**TASK ITEM**
Copy the entries that appear below in full, leaving out any picture among them.
==*==
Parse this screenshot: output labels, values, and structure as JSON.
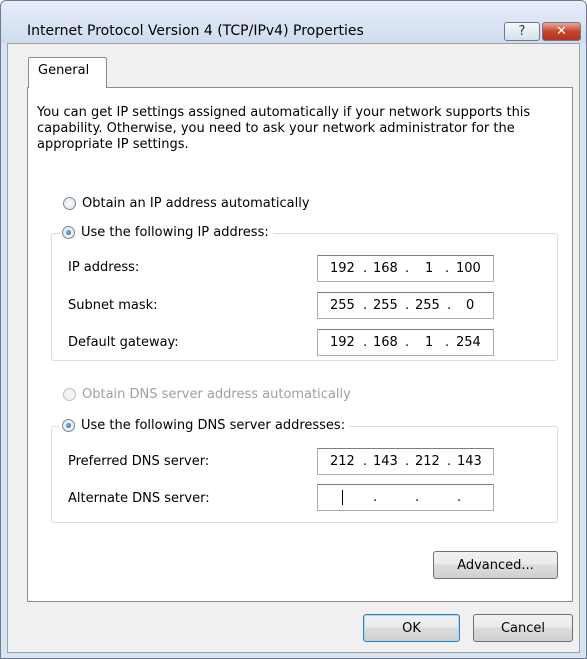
{
  "window": {
    "title": "Internet Protocol Version 4 (TCP/IPv4) Properties",
    "help_label": "?",
    "close_label": "✕"
  },
  "tabs": [
    {
      "label": "General"
    }
  ],
  "intro": "You can get IP settings assigned automatically if your network supports this capability. Otherwise, you need to ask your network administrator for the appropriate IP settings.",
  "ip": {
    "auto_label": "Obtain an IP address automatically",
    "manual_label": "Use the following IP address:",
    "fields": {
      "ip_address": {
        "label": "IP address:",
        "octets": [
          "192",
          "168",
          "1",
          "100"
        ]
      },
      "subnet_mask": {
        "label": "Subnet mask:",
        "octets": [
          "255",
          "255",
          "255",
          "0"
        ]
      },
      "default_gateway": {
        "label": "Default gateway:",
        "octets": [
          "192",
          "168",
          "1",
          "254"
        ]
      }
    }
  },
  "dns": {
    "auto_label": "Obtain DNS server address automatically",
    "manual_label": "Use the following DNS server addresses:",
    "fields": {
      "preferred": {
        "label": "Preferred DNS server:",
        "octets": [
          "212",
          "143",
          "212",
          "143"
        ]
      },
      "alternate": {
        "label": "Alternate DNS server:",
        "octets": [
          "",
          "",
          "",
          ""
        ]
      }
    }
  },
  "separator": ".",
  "buttons": {
    "advanced": "Advanced...",
    "ok": "OK",
    "cancel": "Cancel"
  }
}
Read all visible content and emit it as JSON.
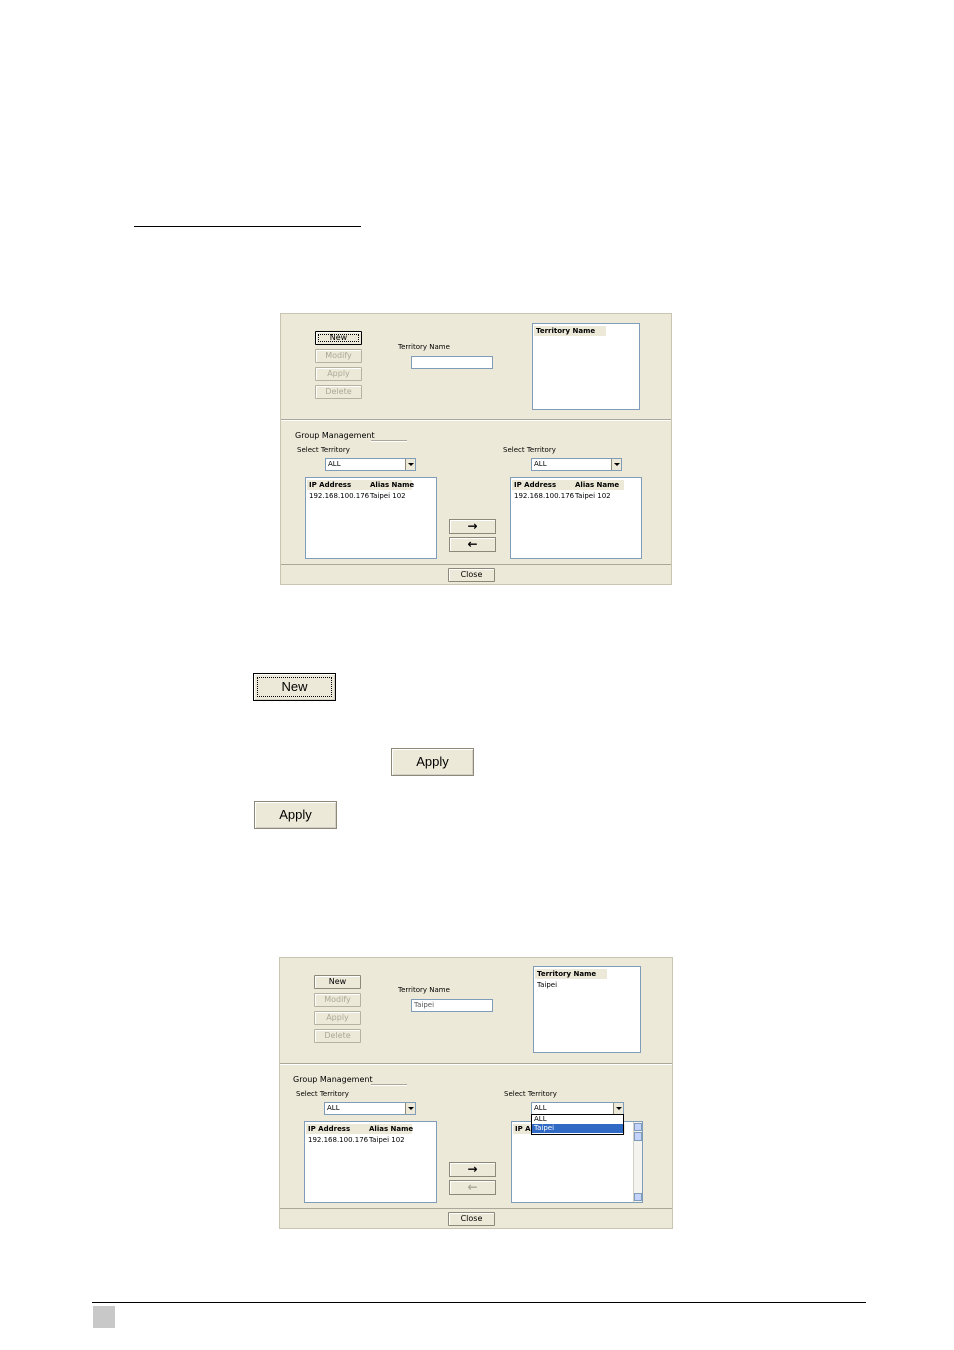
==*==
**ANSWER TO THE PROBLEM**
Parse this screenshot: output labels, values, and structure as JSON.
{
  "window": {
    "title": "Internet Protocol Version 4 (TCP/IPv4) Properties",
    "help_label": "?",
    "close_label": "✕"
  },
  "tabs": [
    {
      "label": "General"
    }
  ],
  "intro": "You can get IP settings assigned automatically if your network supports this capability. Otherwise, you need to ask your network administrator for the appropriate IP settings.",
  "ip": {
    "auto_label": "Obtain an IP address automatically",
    "manual_label": "Use the following IP address:",
    "fields": {
      "ip_address": {
        "label": "IP address:",
        "octets": [
          "192",
          "168",
          "1",
          "100"
        ]
      },
      "subnet_mask": {
        "label": "Subnet mask:",
        "octets": [
          "255",
          "255",
          "255",
          "0"
        ]
      },
      "default_gateway": {
        "label": "Default gateway:",
        "octets": [
          "192",
          "168",
          "1",
          "254"
        ]
      }
    }
  },
  "dns": {
    "auto_label": "Obtain DNS server address automatically",
    "manual_label": "Use the following DNS server addresses:",
    "fields": {
      "preferred": {
        "label": "Preferred DNS server:",
        "octets": [
          "212",
          "143",
          "212",
          "143"
        ]
      },
      "alternate": {
        "label": "Alternate DNS server:",
        "octets": [
          "",
          "",
          "",
          ""
        ]
      }
    }
  },
  "separator": ".",
  "buttons": {
    "advanced": "Advanced...",
    "ok": "OK",
    "cancel": "Cancel"
  }
}
Read all visible content and emit it as JSON.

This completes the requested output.